Give back all of the data, word for word.
[Start of Attachment]
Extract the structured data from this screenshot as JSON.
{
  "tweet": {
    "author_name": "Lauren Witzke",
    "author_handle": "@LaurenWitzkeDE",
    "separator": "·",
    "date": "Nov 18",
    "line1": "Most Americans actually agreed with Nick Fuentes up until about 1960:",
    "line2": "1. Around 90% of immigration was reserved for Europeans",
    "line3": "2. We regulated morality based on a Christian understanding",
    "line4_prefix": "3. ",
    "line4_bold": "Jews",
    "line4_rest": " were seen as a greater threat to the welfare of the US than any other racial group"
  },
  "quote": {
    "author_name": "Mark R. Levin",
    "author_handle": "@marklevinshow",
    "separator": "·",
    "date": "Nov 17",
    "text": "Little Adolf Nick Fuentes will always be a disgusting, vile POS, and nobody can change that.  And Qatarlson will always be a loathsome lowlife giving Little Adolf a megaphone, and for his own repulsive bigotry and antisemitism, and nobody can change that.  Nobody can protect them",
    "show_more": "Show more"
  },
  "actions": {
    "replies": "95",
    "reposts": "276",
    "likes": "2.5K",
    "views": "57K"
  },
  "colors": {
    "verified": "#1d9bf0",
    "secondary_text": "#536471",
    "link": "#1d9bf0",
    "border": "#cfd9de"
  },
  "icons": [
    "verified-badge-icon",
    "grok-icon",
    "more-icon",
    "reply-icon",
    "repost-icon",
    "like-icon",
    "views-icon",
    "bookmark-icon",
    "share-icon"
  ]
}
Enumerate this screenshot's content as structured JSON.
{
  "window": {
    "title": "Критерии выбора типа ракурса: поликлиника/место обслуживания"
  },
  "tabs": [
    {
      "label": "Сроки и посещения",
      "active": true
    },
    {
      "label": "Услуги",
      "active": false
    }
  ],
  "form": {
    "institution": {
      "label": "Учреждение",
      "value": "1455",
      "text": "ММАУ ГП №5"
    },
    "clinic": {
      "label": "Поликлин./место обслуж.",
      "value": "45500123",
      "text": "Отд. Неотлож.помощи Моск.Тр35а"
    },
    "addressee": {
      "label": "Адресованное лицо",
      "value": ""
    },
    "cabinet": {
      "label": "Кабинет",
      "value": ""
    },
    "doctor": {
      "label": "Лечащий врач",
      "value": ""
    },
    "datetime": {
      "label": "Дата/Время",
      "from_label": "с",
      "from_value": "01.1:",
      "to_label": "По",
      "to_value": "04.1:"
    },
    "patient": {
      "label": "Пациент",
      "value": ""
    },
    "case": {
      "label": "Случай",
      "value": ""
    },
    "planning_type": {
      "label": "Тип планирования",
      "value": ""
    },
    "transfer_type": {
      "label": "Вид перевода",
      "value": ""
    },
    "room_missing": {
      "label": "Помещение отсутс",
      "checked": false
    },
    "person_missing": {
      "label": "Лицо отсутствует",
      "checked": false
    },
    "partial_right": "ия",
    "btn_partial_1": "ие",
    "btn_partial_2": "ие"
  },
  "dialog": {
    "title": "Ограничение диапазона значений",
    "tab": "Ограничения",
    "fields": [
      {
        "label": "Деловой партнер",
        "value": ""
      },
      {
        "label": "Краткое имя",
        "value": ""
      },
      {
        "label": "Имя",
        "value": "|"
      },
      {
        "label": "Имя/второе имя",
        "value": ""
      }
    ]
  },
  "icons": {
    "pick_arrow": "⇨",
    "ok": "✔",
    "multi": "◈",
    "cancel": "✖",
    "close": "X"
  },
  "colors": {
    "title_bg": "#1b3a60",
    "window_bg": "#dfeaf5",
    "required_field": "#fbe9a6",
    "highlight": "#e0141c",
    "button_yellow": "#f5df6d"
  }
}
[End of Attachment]
Solution
Extract the structured data from this screenshot as JSON.
{
  "tweet": {
    "author_name": "Lauren Witzke",
    "author_handle": "@LaurenWitzkeDE",
    "separator": "·",
    "date": "Nov 18",
    "line1": "Most Americans actually agreed with Nick Fuentes up until about 1960:",
    "line2": "1. Around 90% of immigration was reserved for Europeans",
    "line3": "2. We regulated morality based on a Christian understanding",
    "line4_prefix": "3. ",
    "line4_bold": "Jews",
    "line4_rest": " were seen as a greater threat to the welfare of the US than any other racial group"
  },
  "quote": {
    "author_name": "Mark R. Levin",
    "author_handle": "@marklevinshow",
    "separator": "·",
    "date": "Nov 17",
    "text": "Little Adolf Nick Fuentes will always be a disgusting, vile POS, and nobody can change that.  And Qatarlson will always be a loathsome lowlife giving Little Adolf a megaphone, and for his own repulsive bigotry and antisemitism, and nobody can change that.  Nobody can protect them",
    "show_more": "Show more"
  },
  "actions": {
    "replies": "95",
    "reposts": "276",
    "likes": "2.5K",
    "views": "57K"
  },
  "colors": {
    "verified": "#1d9bf0",
    "secondary_text": "#536471",
    "link": "#1d9bf0",
    "border": "#cfd9de"
  },
  "icons": [
    "verified-badge-icon",
    "grok-icon",
    "more-icon",
    "reply-icon",
    "repost-icon",
    "like-icon",
    "views-icon",
    "bookmark-icon",
    "share-icon"
  ]
}
Enumerate this screenshot's content as structured JSON.
{
  "window": {
    "title": "Критерии выбора типа ракурса: поликлиника/место обслуживания"
  },
  "tabs": [
    {
      "label": "Сроки и посещения",
      "active": true
    },
    {
      "label": "Услуги",
      "active": false
    }
  ],
  "form": {
    "institution": {
      "label": "Учреждение",
      "value": "1455",
      "text": "ММАУ ГП №5"
    },
    "clinic": {
      "label": "Поликлин./место обслуж.",
      "value": "45500123",
      "text": "Отд. Неотлож.помощи Моск.Тр35а"
    },
    "addressee": {
      "label": "Адресованное лицо",
      "value": ""
    },
    "cabinet": {
      "label": "Кабинет",
      "value": ""
    },
    "doctor": {
      "label": "Лечащий врач",
      "value": ""
    },
    "datetime": {
      "label": "Дата/Время",
      "from_label": "с",
      "from_value": "01.1:",
      "to_label": "По",
      "to_value": "04.1:"
    },
    "patient": {
      "label": "Пациент",
      "value": ""
    },
    "case": {
      "label": "Случай",
      "value": ""
    },
    "planning_type": {
      "label": "Тип планирования",
      "value": ""
    },
    "transfer_type": {
      "label": "Вид перевода",
      "value": ""
    },
    "room_missing": {
      "label": "Помещение отсутс",
      "checked": false
    },
    "person_missing": {
      "label": "Лицо отсутствует",
      "checked": false
    },
    "partial_right": "ия",
    "btn_partial_1": "ие",
    "btn_partial_2": "ие"
  },
  "dialog": {
    "title": "Ограничение диапазона значений",
    "tab": "Ограничения",
    "fields": [
      {
        "label": "Деловой партнер",
        "value": ""
      },
      {
        "label": "Краткое имя",
        "value": ""
      },
      {
        "label": "Имя",
        "value": "|"
      },
      {
        "label": "Имя/второе имя",
        "value": ""
      }
    ]
  },
  "icons": {
    "pick_arrow": "⇨",
    "ok": "✔",
    "multi": "◈",
    "cancel": "✖",
    "close": "X"
  },
  "colors": {
    "title_bg": "#1b3a60",
    "window_bg": "#dfeaf5",
    "required_field": "#fbe9a6",
    "highlight": "#e0141c",
    "button_yellow": "#f5df6d"
  }
}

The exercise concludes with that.